Looking out the back side of Oak Hill
So instead, I drove over to Oak Hill in Loudon and explored the back side of the mountain. It was a blast. It was so nice to just go out an enjoy the winter without any goal or time constraints. In all of my winter hikes so far, it was also the most solitude that I had had-which is pretty amazing considering I did Owl's Head on a Wednesday. It was the perfect amount of time outside and still gave me a chance to have lunch with my parents and brother, Matt. Definitely was a better way to spend my Sunday.

The desert options at the Tuscan Kitchen where I had lunch

I probably will get re-motivated to drive up north for a hike this Wednesday but I realized that I am not going to let a contrived goal of hiking contrived trails on summits that are arbitrarily deemed high enough ruin my time outside. I will go when I'm up for it and do it on my on pace and volition. The goal was a good way to get me outdoors and I may still achieve it, but I will not let it own me. Nor should any of you with your own goals because remember, all of the are just as contrived and if they are ruining your lives, it certainly is not worth it. Go out and ENJOY!
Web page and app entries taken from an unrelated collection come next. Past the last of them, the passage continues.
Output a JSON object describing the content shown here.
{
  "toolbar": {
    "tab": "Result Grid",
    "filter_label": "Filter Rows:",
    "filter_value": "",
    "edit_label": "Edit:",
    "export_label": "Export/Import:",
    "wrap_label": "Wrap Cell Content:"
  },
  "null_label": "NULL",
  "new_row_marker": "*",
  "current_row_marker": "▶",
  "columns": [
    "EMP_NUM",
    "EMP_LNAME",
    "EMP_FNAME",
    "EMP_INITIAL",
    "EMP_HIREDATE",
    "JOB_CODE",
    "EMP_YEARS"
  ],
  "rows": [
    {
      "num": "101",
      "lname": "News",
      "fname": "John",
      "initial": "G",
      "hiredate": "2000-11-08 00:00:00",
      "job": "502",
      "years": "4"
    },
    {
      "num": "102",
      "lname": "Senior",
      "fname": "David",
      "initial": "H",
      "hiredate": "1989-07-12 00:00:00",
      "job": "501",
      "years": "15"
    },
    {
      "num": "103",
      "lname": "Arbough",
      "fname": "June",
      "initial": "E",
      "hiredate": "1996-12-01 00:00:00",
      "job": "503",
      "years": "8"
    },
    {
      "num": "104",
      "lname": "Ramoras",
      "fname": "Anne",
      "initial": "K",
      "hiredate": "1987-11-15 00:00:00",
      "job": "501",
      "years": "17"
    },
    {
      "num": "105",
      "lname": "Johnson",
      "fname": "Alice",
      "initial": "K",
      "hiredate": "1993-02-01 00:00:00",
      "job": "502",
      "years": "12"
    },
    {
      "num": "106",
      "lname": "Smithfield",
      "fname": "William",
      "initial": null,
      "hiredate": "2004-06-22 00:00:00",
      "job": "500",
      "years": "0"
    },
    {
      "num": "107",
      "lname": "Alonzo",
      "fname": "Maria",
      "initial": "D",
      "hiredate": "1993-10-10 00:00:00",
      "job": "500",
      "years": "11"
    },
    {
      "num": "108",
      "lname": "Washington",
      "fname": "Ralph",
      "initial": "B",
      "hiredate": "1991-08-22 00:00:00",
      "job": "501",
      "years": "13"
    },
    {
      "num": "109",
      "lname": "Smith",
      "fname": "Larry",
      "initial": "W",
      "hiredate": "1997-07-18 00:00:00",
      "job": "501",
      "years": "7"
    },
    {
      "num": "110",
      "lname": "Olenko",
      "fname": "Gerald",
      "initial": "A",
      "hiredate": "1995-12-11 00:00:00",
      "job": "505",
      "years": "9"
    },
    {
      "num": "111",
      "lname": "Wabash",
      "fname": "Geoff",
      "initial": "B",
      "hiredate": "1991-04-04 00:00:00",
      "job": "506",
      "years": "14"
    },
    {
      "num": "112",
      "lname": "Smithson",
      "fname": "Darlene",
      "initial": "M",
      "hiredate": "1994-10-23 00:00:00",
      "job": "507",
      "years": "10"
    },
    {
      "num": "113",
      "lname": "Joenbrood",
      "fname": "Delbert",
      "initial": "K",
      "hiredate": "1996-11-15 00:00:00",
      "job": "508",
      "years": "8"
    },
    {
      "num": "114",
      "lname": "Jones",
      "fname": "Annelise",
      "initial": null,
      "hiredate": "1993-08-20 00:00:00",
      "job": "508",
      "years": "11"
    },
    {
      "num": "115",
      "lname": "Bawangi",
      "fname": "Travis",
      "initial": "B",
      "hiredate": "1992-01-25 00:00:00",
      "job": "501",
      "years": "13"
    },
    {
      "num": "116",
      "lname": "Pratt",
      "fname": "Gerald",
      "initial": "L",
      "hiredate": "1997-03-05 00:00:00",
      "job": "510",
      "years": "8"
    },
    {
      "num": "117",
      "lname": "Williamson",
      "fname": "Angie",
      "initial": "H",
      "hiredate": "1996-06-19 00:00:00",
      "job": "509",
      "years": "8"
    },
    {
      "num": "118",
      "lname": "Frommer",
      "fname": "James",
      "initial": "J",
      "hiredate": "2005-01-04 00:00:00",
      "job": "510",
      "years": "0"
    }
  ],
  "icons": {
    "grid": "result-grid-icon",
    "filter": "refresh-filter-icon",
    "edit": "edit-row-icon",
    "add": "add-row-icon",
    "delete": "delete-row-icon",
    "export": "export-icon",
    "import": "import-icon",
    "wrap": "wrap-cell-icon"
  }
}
  1. Contrived would be running them in order from lowest to highest. Or, better yet, alphabetical order. Oh well, maybe next winter ;)

    1. How about running all of the 4,000 footers that aren't on the list? Mountains like Clay, Guyot, South Peak of Moosilauke... Or maybe every 3,000 footer that isn't in the 100 highest peaks. Or the 50 least hiked mountains. It could go on and on. I see some potential here.

  2. All kidding aside, good call on both North Twin and Carrigan/Isolation. No point doing it if you're not having fun.